The contrasts of natural beauty and destruction (though not to the extent visited on neighboring Fukushima Prefecture) are also apt metaphors for the film’s story of tragedy striking in the midst of happiness — and love blooming in the most improbable of circumstances.

Fans of Mikio Naruse will immediately see the resemblance to his final masterpiece “Midaregumo (Scattered Clouds)” from 1967, though “Cold Bloom” is simpler in structure and less varied in tone. It also attempts the sort of social commentary that Naruse typically avoided, though the problem it addresses, of small manufacturers scraping by as their old-line industries decline, is hardly limited to Hitachi or the present era.

As the story begins, Shiori Sasho (Asami Usuda) and her husband Kenji (Yo Takahashi) are living in newly wedded bliss, while the small metal-stamping shop they both work for has received a big contract through Kenji’s efforts. Then it all goes wrong when he is killed in an accident at the contractor’s, his family chisels her out of compensation money and the contractor pulls out of the deal, leaving the shop hanging on by a thread.

To Shiori, however, nothing matters but her loss, which her mind and heart refuse to accept as final. She can still see Kenji’s form and feel his presence, in eerie, dreamlike scenes shot on a desolate beach by a roiling sea.

When Shiori returns to work she encounters Takumi (Takahiro Miura), the new hire who was responsible for the fatal accident — and is now treated as a pariah by others in the shop. Takumi, however, not only stubbornly refuses to quit, but is determined to apologize and make amends to Shiori, despite her enraged rejections.

Over the months that follow, as Shiori learns more about what happened that fateful day and observes Takumi’s quiet diligence and competence in helping their short-fused boss (Taro Suwa) struggle back to solvency, her feelings toward him change from white-hot rage to something like acceptance. Then one day, Takumi tells her he is leaving town — and she realizes that she doesn’t want him to go.

As Shiori, Usuda looks too much the pillowy-lipped starlet to be credible as a shop hand who spends her days in a glorified shed that looks time warped from Naruse’s day. But she also expresses Shiori’s devastation and anger with a conviction than seems to come from a killing wound inside.
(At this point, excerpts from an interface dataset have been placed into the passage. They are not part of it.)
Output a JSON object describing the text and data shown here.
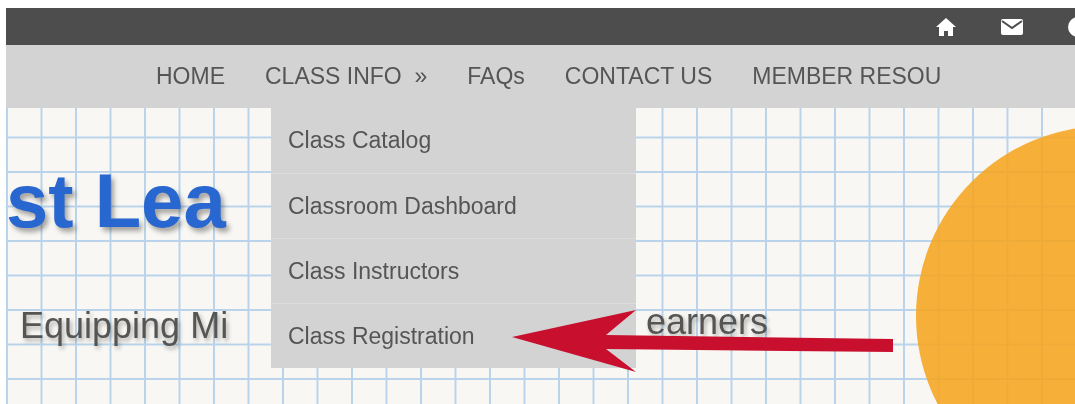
{
  "nav": {
    "items": [
      {
        "label": "HOME"
      },
      {
        "label": "CLASS INFO",
        "suffix": "»",
        "dropdown": [
          "Class Catalog",
          "Classroom Dashboard",
          "Class Instructors",
          "Class Registration"
        ]
      },
      {
        "label": "FAQs"
      },
      {
        "label": "CONTACT US"
      },
      {
        "label": "MEMBER RESOU"
      }
    ]
  },
  "hero": {
    "title": "st Lea",
    "subtitle": "Equipping Mi",
    "subtitle_tail": "earners"
  }
}
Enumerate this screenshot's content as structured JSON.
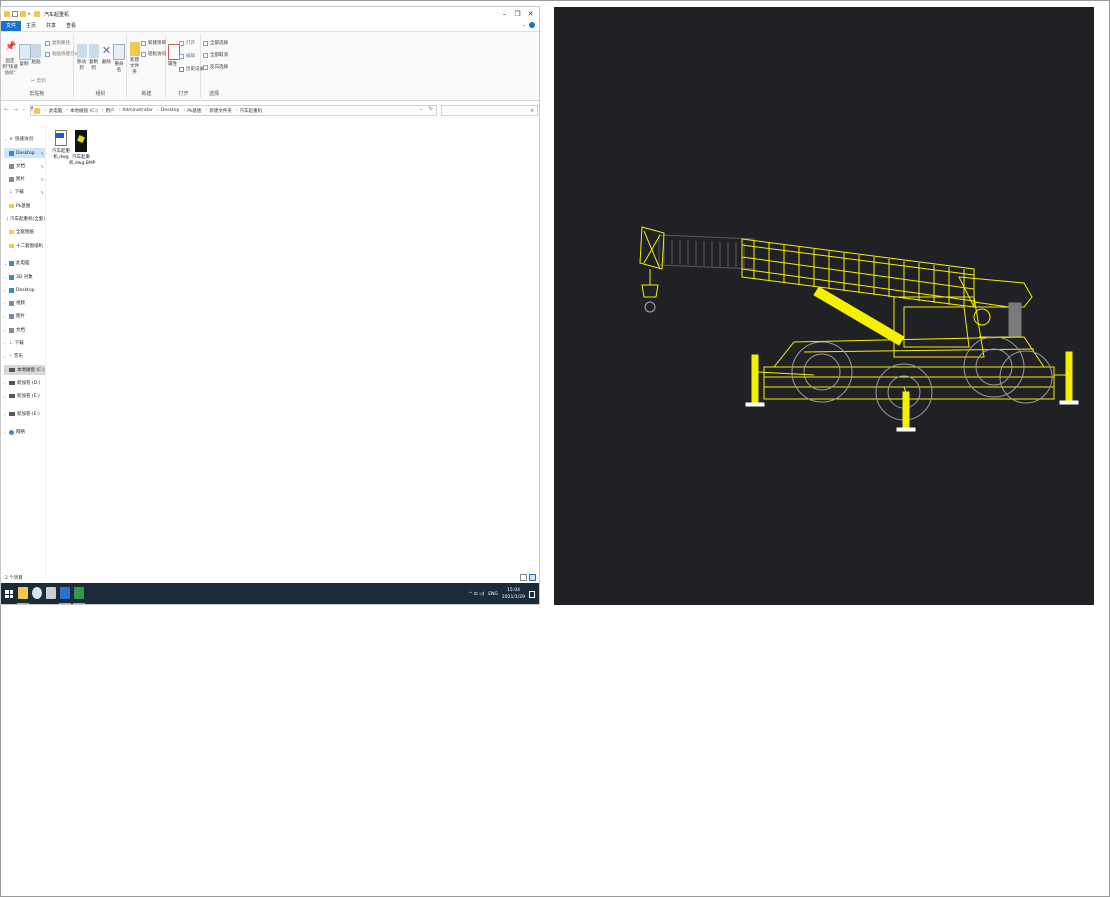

This performance is narrow in range, but is also true to the experience of deep mourning, with its feeling of being trapped under dark, rainy clouds forever.

Playing Takumi, Miura isn’t required to do much more than look sincere in everything from regret to love, which he does to perfection. He has the aura of male stars from the 1960s, such as Nikkatsu action stalwart Tetsuya Watari and Yuzo Kayama of “Scattered Clouds,” who melted female hearts with their manly good looks, while radiating an unassuming integrity that also appealed to men.

The film itself is a throwback, with its classical Japanese humanism that may well strike younger audiences, local and foreign, as gloomy and harsh. But Funahashi, who did extensive research in Ibaraki for the film, knows whereof he speaks in depicting the plight of shops like Shiori and Takumi’s. Their work is not fashionable or sexy, but is still needed and is still done with pride.

So more power to them — though it wouldn’t be strange if festivalgoers who wandered blind into the film’s Berlin screening assumed that, cherry blossoms aside, it was set in industrialized China.


Fun fact: After university, Atsushi Funahashi went to New York in 1997 to study directing at the School of Visual Arts. During his 10-year stay he became one of the few Japanese filmmakers to master English.